### TASK TO CARRY OUT
Please say how many lines of the entries below contain the word "digit", and leave out everything else.

- Opening Delimiter -

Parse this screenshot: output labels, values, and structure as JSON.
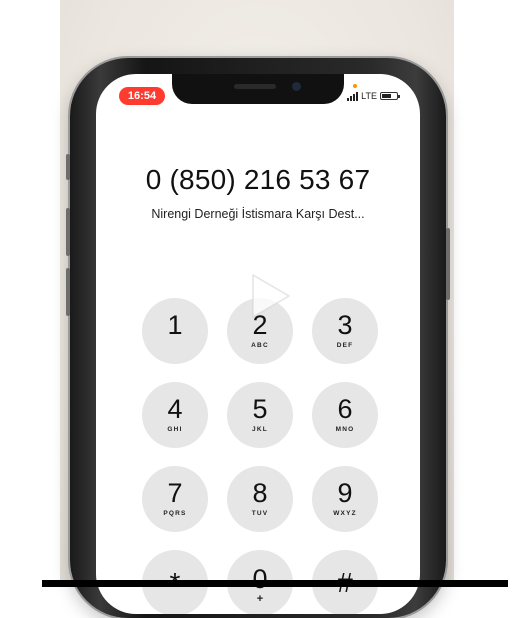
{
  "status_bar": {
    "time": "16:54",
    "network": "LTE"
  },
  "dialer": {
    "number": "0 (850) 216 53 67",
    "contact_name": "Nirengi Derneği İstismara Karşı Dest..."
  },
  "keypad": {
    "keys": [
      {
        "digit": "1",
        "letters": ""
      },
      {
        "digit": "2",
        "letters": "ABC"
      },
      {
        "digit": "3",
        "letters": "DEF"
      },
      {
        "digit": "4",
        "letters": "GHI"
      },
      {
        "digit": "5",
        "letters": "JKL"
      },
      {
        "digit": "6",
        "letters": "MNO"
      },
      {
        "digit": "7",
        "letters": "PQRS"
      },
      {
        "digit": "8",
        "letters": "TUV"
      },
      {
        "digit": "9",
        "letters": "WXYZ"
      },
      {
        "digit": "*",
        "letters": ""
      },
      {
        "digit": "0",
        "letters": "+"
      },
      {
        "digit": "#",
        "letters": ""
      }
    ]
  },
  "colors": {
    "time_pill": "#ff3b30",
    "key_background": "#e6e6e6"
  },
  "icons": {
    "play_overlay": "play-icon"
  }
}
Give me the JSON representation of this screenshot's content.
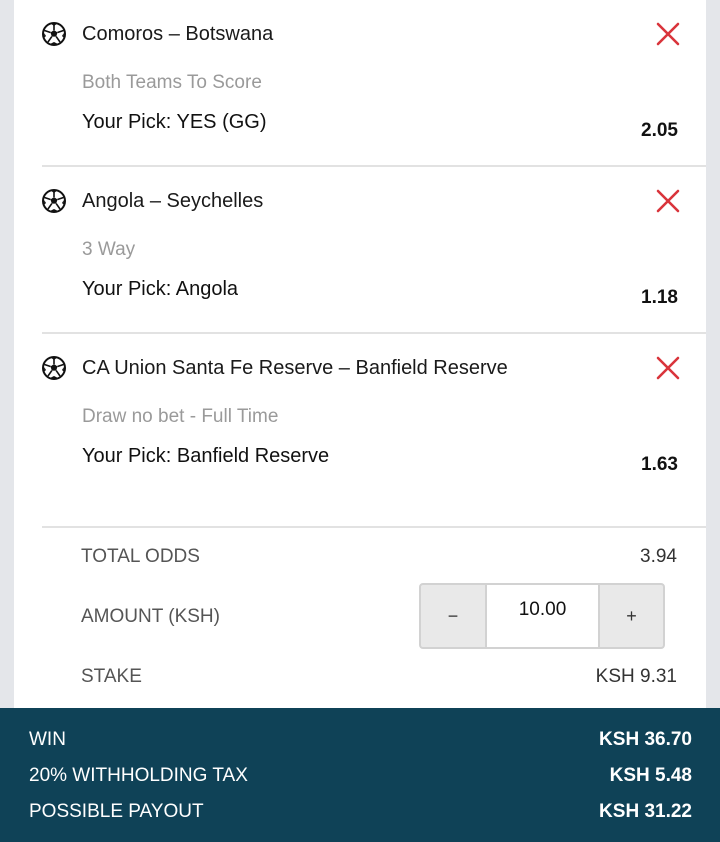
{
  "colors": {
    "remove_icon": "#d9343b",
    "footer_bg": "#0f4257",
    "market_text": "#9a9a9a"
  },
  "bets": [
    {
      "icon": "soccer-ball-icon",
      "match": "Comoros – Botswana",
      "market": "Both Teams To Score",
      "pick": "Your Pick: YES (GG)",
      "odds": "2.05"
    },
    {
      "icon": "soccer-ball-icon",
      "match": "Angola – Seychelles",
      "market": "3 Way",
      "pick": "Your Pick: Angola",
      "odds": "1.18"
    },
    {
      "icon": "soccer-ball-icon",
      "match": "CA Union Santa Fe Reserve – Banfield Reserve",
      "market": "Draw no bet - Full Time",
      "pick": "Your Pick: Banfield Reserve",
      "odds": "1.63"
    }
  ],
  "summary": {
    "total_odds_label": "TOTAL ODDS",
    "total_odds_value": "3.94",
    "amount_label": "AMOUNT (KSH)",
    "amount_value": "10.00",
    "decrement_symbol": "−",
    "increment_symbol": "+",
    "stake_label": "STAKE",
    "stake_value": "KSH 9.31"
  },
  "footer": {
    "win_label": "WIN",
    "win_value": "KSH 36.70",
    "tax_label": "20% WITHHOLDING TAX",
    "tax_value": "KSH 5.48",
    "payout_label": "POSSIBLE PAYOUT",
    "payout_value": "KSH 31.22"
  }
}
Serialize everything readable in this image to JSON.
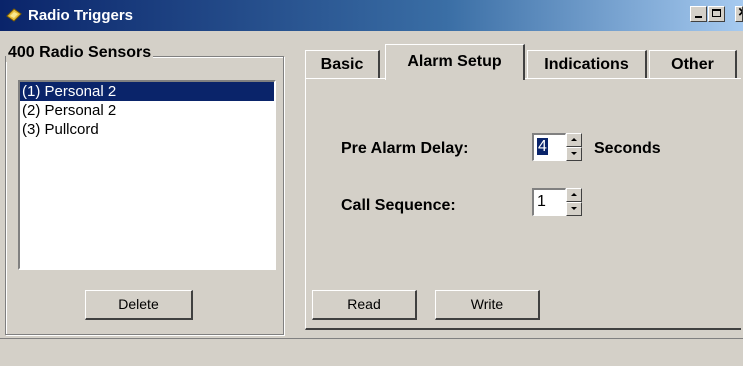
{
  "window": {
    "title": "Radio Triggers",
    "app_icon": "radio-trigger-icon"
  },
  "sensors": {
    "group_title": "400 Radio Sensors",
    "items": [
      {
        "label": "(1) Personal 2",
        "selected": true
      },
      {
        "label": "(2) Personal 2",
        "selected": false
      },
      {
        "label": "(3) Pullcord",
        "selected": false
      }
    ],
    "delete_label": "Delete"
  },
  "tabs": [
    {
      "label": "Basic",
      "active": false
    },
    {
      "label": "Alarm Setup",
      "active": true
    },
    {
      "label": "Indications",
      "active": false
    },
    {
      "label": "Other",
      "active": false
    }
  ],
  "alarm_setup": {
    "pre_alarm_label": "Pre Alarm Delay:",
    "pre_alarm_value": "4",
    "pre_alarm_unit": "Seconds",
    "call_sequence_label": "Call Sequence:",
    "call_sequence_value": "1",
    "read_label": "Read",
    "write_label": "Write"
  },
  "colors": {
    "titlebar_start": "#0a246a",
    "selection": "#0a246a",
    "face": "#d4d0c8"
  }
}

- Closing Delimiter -

### RESULT OF THIS TASK
12